The Department continues to augment its curriculum with new programs. The Charles Moore Traveling Studio has taken students—under the leadership of faculty members Jason Payne, Thom Mayne, Ben Refuerzo, Gerogina Huljich and Heather Roberge—to Mexico City, Istanbul, Kauai, Tokyo, Madrid, Great Britain and Germany. The program was inaugurated in 2004 to exemplify Moore’s commitment to teaching and the practice of architecture during his years at UCLA.
A.UD invites architects and critics from around the world to participate in the Department’s long-standing lecture series, creating a dialogue between the students, alumni and the Los Angeles community. Frank Gehry, Anne Lacaton, Kengo Kuma, Kazuyo Sejima, Beatriz Colomina, Wolf Prix and Wang Shu have been among recent speakers. The Department’s exhibition program has featured work by Atelier Bow Wow, Bollinger+Grohmann, Jean Prouvé, Thom Mayne/Morphosis, MVRDV, Taira Nishizawa, Mutsuro Sasaki, Kivi Sotamaa, Jean-Philippe Vassal. Student works are exhibited in the quarterly Currents series.

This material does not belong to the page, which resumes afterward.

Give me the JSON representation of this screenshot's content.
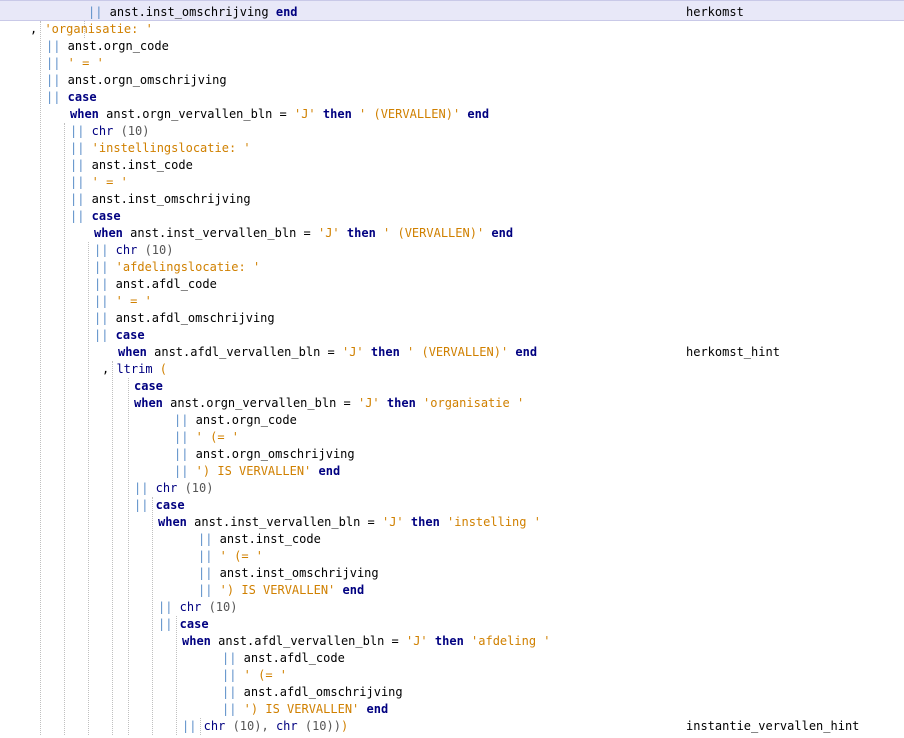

Hitoshi Abe was appointed chair of the department in 2007. Abe reinvigorated the program’s emphasis on technological research and engaging students in professional collaborations with local industries. The SUPRASTUDIO M.Arch.II program was launched in 2008 as a post-professional research platform; its initial studio led by Neil Denari in collaboration with Toyota. That same year in June RUMBLE was established to engage students, faculty, professional architects, designers and the Los Angeles community with the production of an all-school exhibition. Critics and designers from around the world participate in RUMBLE to view the program installations and review the students’ year end projects. In 2013, IDEAS was launched with concurrent post-professional studios offered by Greg Lynn, Thom Mayne, and Frank Gehry, partnering student researchers with leaders in the transportation, entertainment, and cultural sectors. Neil Denari was appointed Interim Chair in July 2016.
It has been fifty years, since the first students attended classes at the A.UD, in this time architecture at UCLA has become a program in which experimental thought, theory, and innovative design reformulates the way in which design, theoretical discourse and technology interact to influence contemporary culture.